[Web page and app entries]
:::::
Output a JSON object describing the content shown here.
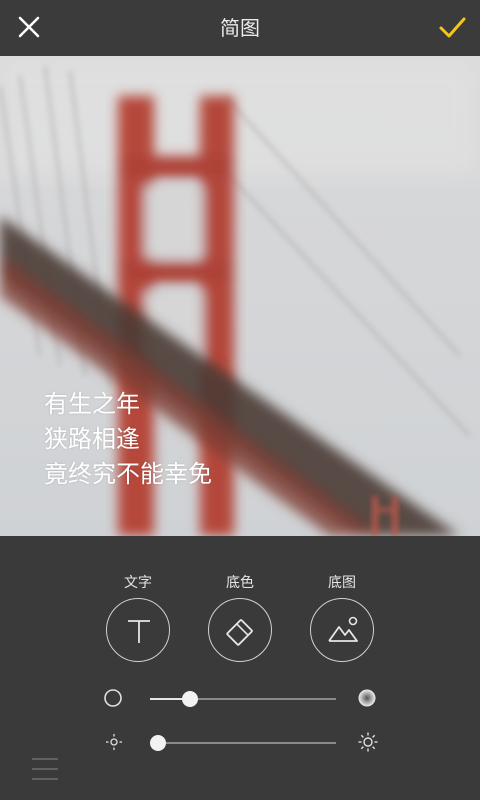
{
  "header": {
    "title": "简图",
    "close_icon": "close-icon",
    "confirm_icon": "checkmark-icon",
    "confirm_color": "#f5c518"
  },
  "canvas": {
    "lines": [
      "有生之年",
      "狭路相逢",
      "竟终究不能幸免"
    ],
    "text_color": "#ffffff",
    "image": "blurred golden gate bridge photo"
  },
  "tools": [
    {
      "label": "文字",
      "icon": "text-t-icon"
    },
    {
      "label": "底色",
      "icon": "paint-bucket-icon"
    },
    {
      "label": "底图",
      "icon": "mountain-image-icon"
    }
  ],
  "sliders": {
    "blur": {
      "level": 0.17,
      "left_icon": "circle-outline-icon",
      "right_icon": "blur-circle-icon"
    },
    "brightness": {
      "level": 0.0,
      "left_icon": "sun-small-icon",
      "right_icon": "sun-large-icon"
    }
  },
  "footer": {
    "menu_icon": "menu-lines-icon"
  }
}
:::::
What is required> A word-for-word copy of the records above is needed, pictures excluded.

Answer section>
Output a JSON object describing the content shown here.
{
  "header": {
    "title": "简图",
    "close_icon": "close-icon",
    "confirm_icon": "checkmark-icon",
    "confirm_color": "#f5c518"
  },
  "canvas": {
    "lines": [
      "有生之年",
      "狭路相逢",
      "竟终究不能幸免"
    ],
    "text_color": "#ffffff",
    "image": "blurred golden gate bridge photo"
  },
  "tools": [
    {
      "label": "文字",
      "icon": "text-t-icon"
    },
    {
      "label": "底色",
      "icon": "paint-bucket-icon"
    },
    {
      "label": "底图",
      "icon": "mountain-image-icon"
    }
  ],
  "sliders": {
    "blur": {
      "level": 0.17,
      "left_icon": "circle-outline-icon",
      "right_icon": "blur-circle-icon"
    },
    "brightness": {
      "level": 0.0,
      "left_icon": "sun-small-icon",
      "right_icon": "sun-large-icon"
    }
  },
  "footer": {
    "menu_icon": "menu-lines-icon"
  }
}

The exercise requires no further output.